Friday, November 5, 2010

Apple Pelargonium Bowls

I keep raiding the pelargoniums... They've got an incredible variety of leaf forms, and heavy veining that imprints beautifully. I initially planted them in my garden because many of them have beautiful perfumes, but they also look nice and are pretty tough- most are drought tolerant, but some are frost sensitive. The Nutmeg scented one in this pic has suffered badly this winter, but the Apple scented one I used for these bowls takes the frost no problems.
These are smallish bowls, with a very delicate feel. (Largest diam. 16 cm.) There's a brown dot on the larger bowl that I refer to as a "beauty spot". It's the result of a speck of undissolved iron in the glaze. This kind of effect is one of the characteristics of using ash or any unprocessed glaze ingredients, and the natural variation and serendipity this gives to the glaze is one of the things that attract me to it. I think it adds a more natural feel to the bowls, a pleasant departure from the absolute control evident in mass produced ceramics.

Spiral Bowls

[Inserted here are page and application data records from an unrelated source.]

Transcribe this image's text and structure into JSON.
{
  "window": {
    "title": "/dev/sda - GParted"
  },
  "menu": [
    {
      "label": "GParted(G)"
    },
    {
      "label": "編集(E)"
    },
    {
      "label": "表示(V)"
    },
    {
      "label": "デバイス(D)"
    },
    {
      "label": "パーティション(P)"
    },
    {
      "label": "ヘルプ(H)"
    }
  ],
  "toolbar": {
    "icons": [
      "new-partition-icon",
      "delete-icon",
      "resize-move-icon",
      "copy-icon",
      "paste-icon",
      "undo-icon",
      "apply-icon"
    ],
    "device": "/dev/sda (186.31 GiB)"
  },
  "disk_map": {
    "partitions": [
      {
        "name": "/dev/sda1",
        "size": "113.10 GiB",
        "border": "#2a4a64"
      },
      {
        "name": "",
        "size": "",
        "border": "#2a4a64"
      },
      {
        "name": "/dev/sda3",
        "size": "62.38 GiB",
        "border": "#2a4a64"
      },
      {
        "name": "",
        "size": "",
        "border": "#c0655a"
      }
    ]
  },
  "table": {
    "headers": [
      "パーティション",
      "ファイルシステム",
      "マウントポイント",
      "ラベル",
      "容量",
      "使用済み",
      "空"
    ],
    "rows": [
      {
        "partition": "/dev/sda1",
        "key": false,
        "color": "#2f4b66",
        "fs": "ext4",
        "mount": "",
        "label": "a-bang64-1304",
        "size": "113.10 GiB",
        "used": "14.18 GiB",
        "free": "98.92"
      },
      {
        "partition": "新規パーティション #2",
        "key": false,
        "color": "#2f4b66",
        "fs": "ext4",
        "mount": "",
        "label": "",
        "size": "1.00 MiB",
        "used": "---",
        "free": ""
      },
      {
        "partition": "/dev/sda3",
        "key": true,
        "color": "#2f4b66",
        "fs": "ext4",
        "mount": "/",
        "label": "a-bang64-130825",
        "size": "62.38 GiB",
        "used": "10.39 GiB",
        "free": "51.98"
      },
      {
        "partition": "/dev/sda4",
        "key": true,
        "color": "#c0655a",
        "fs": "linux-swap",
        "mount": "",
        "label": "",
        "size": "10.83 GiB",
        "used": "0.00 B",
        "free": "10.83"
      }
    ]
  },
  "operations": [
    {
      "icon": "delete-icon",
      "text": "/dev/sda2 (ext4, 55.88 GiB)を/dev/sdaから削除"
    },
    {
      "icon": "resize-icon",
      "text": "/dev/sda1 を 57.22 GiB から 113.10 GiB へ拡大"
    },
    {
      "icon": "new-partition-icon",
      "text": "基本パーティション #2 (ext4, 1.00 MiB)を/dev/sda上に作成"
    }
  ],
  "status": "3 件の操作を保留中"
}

For a bit of a change from my usual impressed designs, I've done a bit of inlay. Fine coils of white clay against a darker clay background and glazed with my usual Ash Celadon glaze. The curious thing is that the "glaze fit" (which means how closely the shrinkage rate of the glaze and clay match each other) is different for the two clays, with the result that there is finer crackle (crazing) over the white clay areas. One of those subtle things that you only notice when you look closely.
Happy news is that these bowls along with the "Apple Pelargonium" bowls in the next post have been accepted into the Ergon Energy Central Queensland Ceramic Art Award, which must be in the running for longest award title, but it's a good exhibition. Beautiful light filled double gallery space at Rockhampton Art Gallery, and a wide range of works by both established and "emerging" ceramicists. The exhibition runs from 3 December 2010 until 28 Feb 2011.